On Monday, the Census Bureau released the first results of the 2020 census. We learned the populations of each state and how many seats each state will get in the House after the next redistricting cycle. After the past few years, we should breathe a silent prayer of gratitude that it was all… normal.
The stakes politically couldn’t be higher, meaning an accurate count is supremely important.
Even a slight undercount could cost a state a congressional seat. And in New York, we learned, it did. Had 89 more New Yorkers been counted, the state would not have lost one of its 27 members of the House.
But the census isn’t just about political power — it’s all about resources, too. In addition to congressional seats and data with which maps are redrawn, census data determines the distribution of over $1.5 trillion annually in federal funds for programs such as healthcare, food assistance, and education.
In other words, the census is also about public goods and how they’re distributed.
The nation’s population growth over the past 10 years came entirely from nonwhite communities. Latino, Black, and Asian American citizens will account for 80 percent of the increase in eligible voters between 2010 and 2020. For communities of color to receive political representation and critical investments commensurate with their size, they must be counted fully. The census has historically failed to do so, contributing to entrenched inequality.
These once-in-a-decade numbers come after an unusually challenged census: a pandemic, hurricanes, and wildfires that displaced people throughout the country and made canvassing door-to-door harder, on top of underfunding and unprecedented political interference from the Trump administration.
But not all signs point to an inaccurate count: the Supreme Court blocked the Trump administration’s attempts to add a citizenship question, and advocates prevented the Trump administration from skipping essential counting time. Nonprofits and state and local governments worked tirelessly for years to encourage full participation in the census.
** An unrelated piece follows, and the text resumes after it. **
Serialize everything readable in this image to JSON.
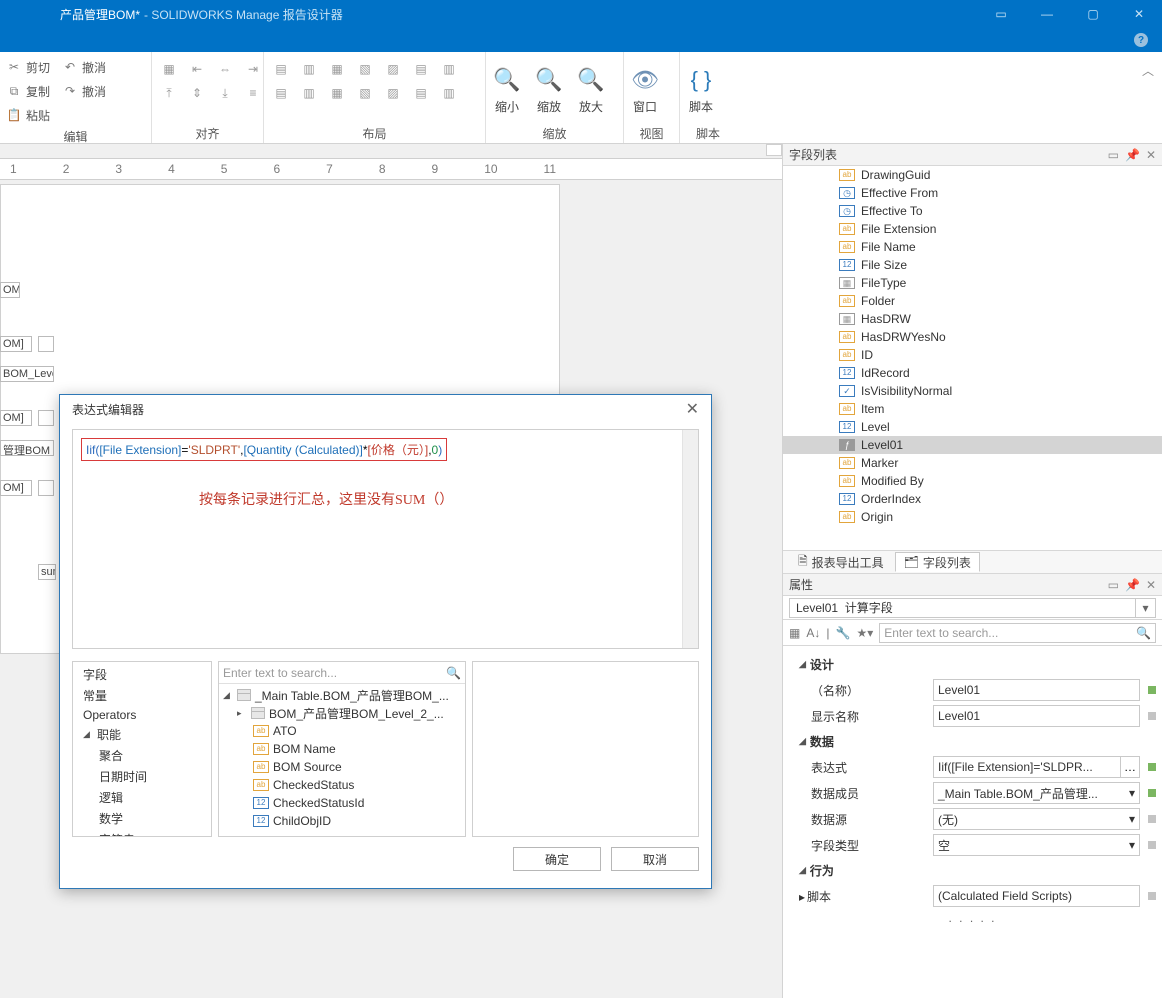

By the end of September, we’ll see the detailed data set that includes demographic information, including race and ethnicity. Will we get an accurate count of our nation’s growing communities of color, ensuring they receive the political power and funding they’re owed? Or will the apportionment totals cover up racial or ethnic undercounts, like they did in 2010?
Like I said, the census’s results are a big deal.